Defendant was originally accused by felony complaint of grand larceny in the 4th degree, a class E felony. The complainant is Police Officer who thereby attests upon information and belief that, on August 20, 2004, Defendant removed a black 2004 GMC from an auto collision shop known as K&G Garage without making payment for the parts and repairs performed on it, that the Criminal Defendant drove around the employee who was attempting to stop her from leaving by placing his body in her path, that the Defendant owed the victim $3,648.66, and that Defendant left a check in the amount of $1,000 which, when deposited by the victim was returned for insufficient funds. By order dated January 21, 2005, the court converted the felony complaint to an information through notations and directed that upon the filing of the information the felony charge of 155.30(1) is reduced to the non-felony charge of 155.25, i.e. stealing property. The felony complaint itself bears the handwritten note converted to ct 2, 155.25. According to the notations on the court file, the People, also on January 21, 2005, filed a supporting deposition, which was annexed to the felony complaint, and Defendant was arraigned on the document, which thus became an information. By that supporting deposition, JW attests in pertinent part that: “I am the owner of K&G Garage, 656 Rockaway Tpke., N. Lawrence and was advised by one of my employees, Thomas Watson, that as he was moving cars around the shop this morning a female white, whom he knows to be the owner of a GMC 2004 Envoy Black, Vin No.1GKDT13S042349492, AK, did arrive at the shop and advised that she was here to pickup her car. My employee advised her that she would have to wait for me. With that, the female jumped into her auto and fled with it out of my lot, N/B Rockaway Tpke. I currently have an outstanding balance of $2175 plus parts 1201.72, total $3648 including tax, for a mechanics lien on this vehicle. I had advised the owner yesterday, that there was an outstanding balance. At that time she did possess a Florida Reg. Plate for the car. Today, when she fled with the car, there were no plates on the car. As she fled with the car, this female threw a white envelope containing a Fleet Bank check, with no name, signed but the signature was illegible, check # 94966-98094-0095 in the amount of $1,000.00. I do not give anyone permission to remove any car from my possession, without making full and complete payment for the work completed. I request the arrest of AK.”

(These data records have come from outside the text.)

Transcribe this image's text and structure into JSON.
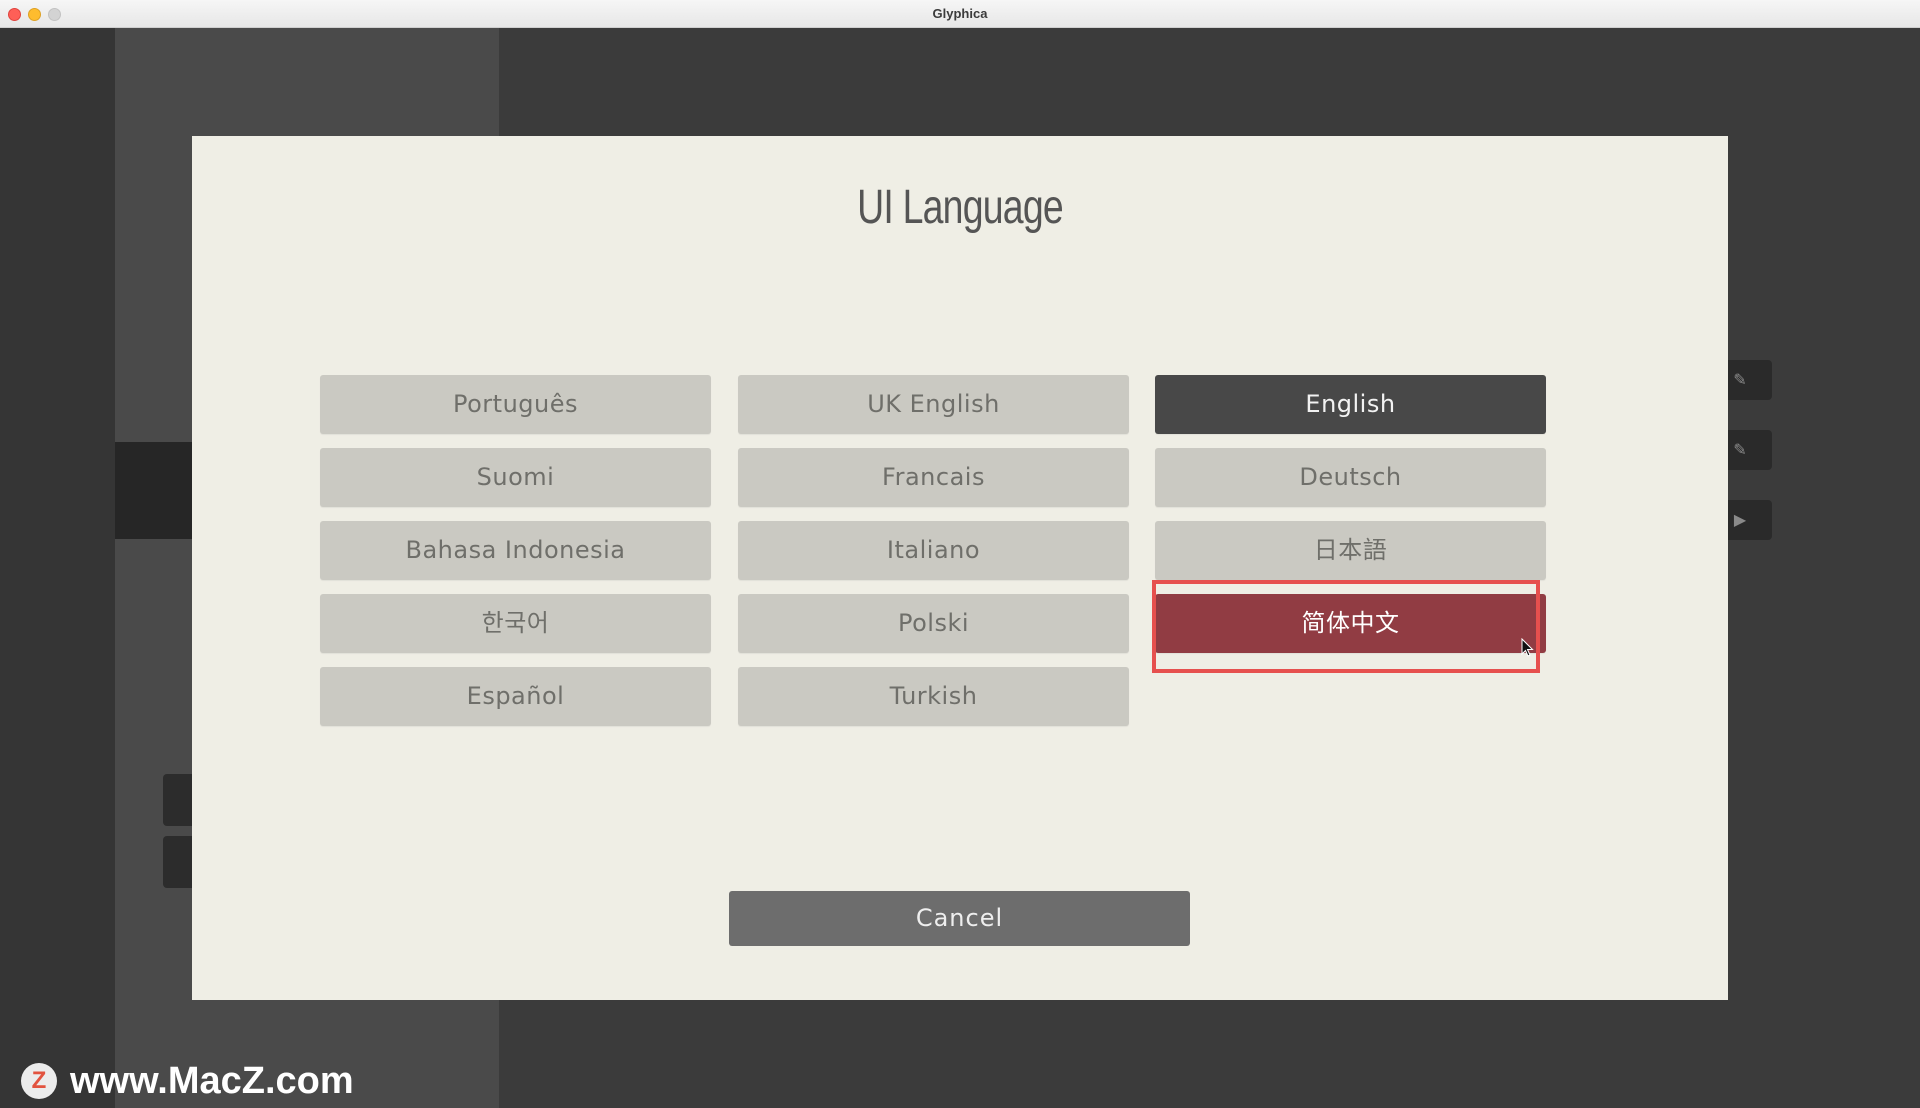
{
  "window": {
    "title": "Glyphica"
  },
  "dialog": {
    "title": "UI Language",
    "languages": [
      {
        "label": "Português",
        "state": "normal"
      },
      {
        "label": "UK English",
        "state": "normal"
      },
      {
        "label": "English",
        "state": "selected"
      },
      {
        "label": "Suomi",
        "state": "normal"
      },
      {
        "label": "Francais",
        "state": "normal"
      },
      {
        "label": "Deutsch",
        "state": "normal"
      },
      {
        "label": "Bahasa Indonesia",
        "state": "normal"
      },
      {
        "label": "Italiano",
        "state": "normal"
      },
      {
        "label": "日本語",
        "state": "normal"
      },
      {
        "label": "한국어",
        "state": "normal"
      },
      {
        "label": "Polski",
        "state": "normal"
      },
      {
        "label": "简体中文",
        "state": "hover"
      },
      {
        "label": "Español",
        "state": "normal"
      },
      {
        "label": "Turkish",
        "state": "normal"
      }
    ],
    "cancel_label": "Cancel"
  },
  "colors": {
    "dialog_bg": "#efeee5",
    "button_bg": "#cac9c2",
    "selected_bg": "#484848",
    "hover_bg": "#913c43",
    "highlight_border": "#e6504e",
    "cancel_bg": "#6d6d6d"
  },
  "background": {
    "icons": [
      "pencil-icon",
      "pencil-icon",
      "play-icon"
    ]
  },
  "watermark": {
    "logo_letter": "Z",
    "text": "www.MacZ.com"
  }
}
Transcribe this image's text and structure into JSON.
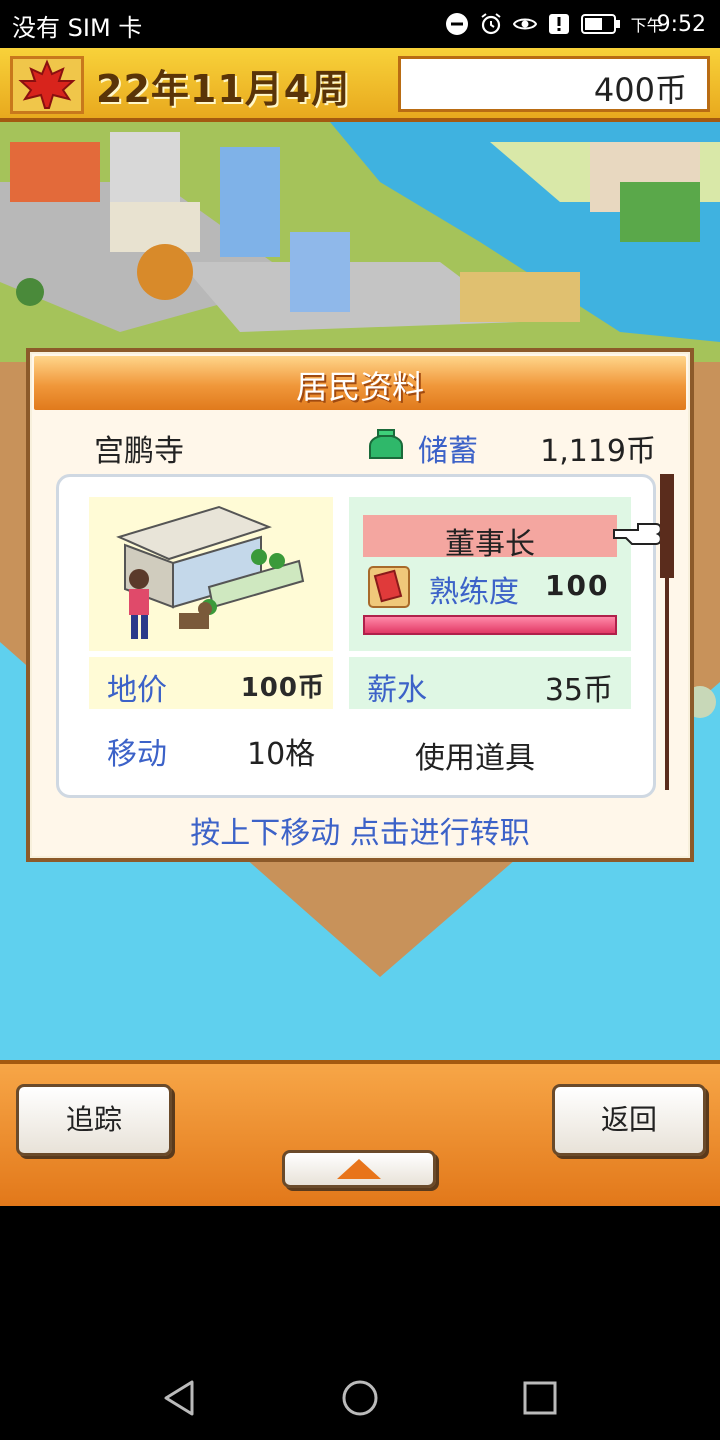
{
  "status_bar": {
    "carrier": "没有 SIM 卡",
    "time_prefix": "下午",
    "time": "9:52"
  },
  "top_bar": {
    "date": "22年11月4周",
    "money": "400币"
  },
  "dialog": {
    "title": "居民资料",
    "resident_name": "宫鹏寺",
    "savings_label": "储蓄",
    "savings_value": "1,119币",
    "land_price_label": "地价",
    "land_price_value": "100币",
    "job_title": "董事长",
    "skill_label": "熟练度",
    "skill_value": "100",
    "skill_level": 1.0,
    "salary_label": "薪水",
    "salary_value": "35币",
    "move_label": "移动",
    "move_value": "10格",
    "use_item_label": "使用道具",
    "hint": "按上下移动 点击进行转职"
  },
  "bottom_bar": {
    "track_label": "追踪",
    "back_label": "返回"
  },
  "colors": {
    "accent_blue": "#3c62c8",
    "title_orange": "#e07a1c",
    "bar_gold": "#f8d23a",
    "water": "#5fd0ee"
  }
}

This case, and others then pending against this Defendant, were thereafter adjourned numerous times for assorted reasons. All of those other cases have been disposed of. Defendant has declined to make restitution as part of any plea agreement in this case, which then proceeded toward trial. But, by notice that is undated, Defendant made the present motion for the items of relief specified above. Because of my determination that the accusatory instrument is facially defective, I do not reach Defendant’s other requests for relief.